**Problem to solve:** Throughout the listing below, show every line in which "title" occurs.
--- Dataset entries Enclosed Below ---
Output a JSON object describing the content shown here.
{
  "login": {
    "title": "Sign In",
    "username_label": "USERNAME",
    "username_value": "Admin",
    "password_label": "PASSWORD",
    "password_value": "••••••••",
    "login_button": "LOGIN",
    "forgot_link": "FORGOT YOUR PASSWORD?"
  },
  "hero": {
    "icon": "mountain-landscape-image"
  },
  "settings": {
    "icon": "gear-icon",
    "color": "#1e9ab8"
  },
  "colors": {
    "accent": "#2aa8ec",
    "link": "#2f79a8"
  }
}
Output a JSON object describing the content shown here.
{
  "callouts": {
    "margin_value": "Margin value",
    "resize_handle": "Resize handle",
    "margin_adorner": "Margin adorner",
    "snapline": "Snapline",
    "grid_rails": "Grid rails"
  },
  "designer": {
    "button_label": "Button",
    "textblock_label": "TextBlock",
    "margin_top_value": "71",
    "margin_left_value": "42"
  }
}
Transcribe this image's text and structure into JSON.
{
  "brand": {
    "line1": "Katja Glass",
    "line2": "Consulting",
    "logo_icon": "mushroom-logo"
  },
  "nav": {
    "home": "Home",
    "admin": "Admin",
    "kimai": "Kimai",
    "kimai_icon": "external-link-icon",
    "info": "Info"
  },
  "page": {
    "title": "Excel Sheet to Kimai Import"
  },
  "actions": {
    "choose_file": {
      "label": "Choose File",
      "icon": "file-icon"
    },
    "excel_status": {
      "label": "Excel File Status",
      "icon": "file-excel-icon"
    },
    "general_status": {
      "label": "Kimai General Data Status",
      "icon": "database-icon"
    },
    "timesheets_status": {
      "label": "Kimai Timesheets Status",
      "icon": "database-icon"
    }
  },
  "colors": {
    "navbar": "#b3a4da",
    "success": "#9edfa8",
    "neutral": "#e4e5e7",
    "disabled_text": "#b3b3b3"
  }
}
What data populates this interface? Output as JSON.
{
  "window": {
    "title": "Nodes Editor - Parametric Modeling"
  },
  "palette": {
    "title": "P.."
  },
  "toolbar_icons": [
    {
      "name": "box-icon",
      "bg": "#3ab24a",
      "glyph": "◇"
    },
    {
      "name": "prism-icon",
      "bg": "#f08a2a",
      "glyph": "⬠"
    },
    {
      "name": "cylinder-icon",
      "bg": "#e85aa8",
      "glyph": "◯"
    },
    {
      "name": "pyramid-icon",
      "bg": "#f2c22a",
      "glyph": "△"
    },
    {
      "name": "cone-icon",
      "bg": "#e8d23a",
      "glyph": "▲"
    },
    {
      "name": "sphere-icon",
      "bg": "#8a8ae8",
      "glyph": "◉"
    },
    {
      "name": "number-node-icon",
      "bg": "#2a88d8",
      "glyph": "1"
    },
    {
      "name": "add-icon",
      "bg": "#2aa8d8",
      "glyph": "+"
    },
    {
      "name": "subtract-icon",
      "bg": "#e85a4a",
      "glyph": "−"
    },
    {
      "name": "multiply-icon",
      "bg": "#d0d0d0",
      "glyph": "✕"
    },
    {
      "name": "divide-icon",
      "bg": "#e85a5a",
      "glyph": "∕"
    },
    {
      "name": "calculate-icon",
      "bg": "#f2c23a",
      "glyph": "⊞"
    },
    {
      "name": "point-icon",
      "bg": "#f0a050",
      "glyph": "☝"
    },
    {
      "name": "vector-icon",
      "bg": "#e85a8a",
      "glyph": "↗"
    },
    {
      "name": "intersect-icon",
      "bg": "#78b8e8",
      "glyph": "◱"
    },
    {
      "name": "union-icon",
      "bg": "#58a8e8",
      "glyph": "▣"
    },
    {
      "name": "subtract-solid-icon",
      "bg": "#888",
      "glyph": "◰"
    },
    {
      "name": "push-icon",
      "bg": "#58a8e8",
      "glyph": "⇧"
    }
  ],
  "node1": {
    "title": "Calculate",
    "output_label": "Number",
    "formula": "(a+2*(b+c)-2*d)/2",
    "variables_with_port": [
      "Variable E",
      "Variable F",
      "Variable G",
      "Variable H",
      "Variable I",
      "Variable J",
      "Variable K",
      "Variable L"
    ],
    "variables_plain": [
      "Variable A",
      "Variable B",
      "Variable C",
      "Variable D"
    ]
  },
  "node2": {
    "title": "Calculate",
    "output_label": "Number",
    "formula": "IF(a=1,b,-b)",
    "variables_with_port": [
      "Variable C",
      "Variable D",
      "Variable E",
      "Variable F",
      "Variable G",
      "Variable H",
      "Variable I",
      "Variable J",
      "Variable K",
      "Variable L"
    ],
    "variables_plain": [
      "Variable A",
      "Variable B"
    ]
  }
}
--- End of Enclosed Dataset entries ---
**Written solution:**
    "title": "Sign In",
    "title": "Excel Sheet to Kimai Import"
    "title": "Nodes Editor - Parametric Modeling"
    "title": "P.."
    "title": "Calculate",
    "title": "Calculate",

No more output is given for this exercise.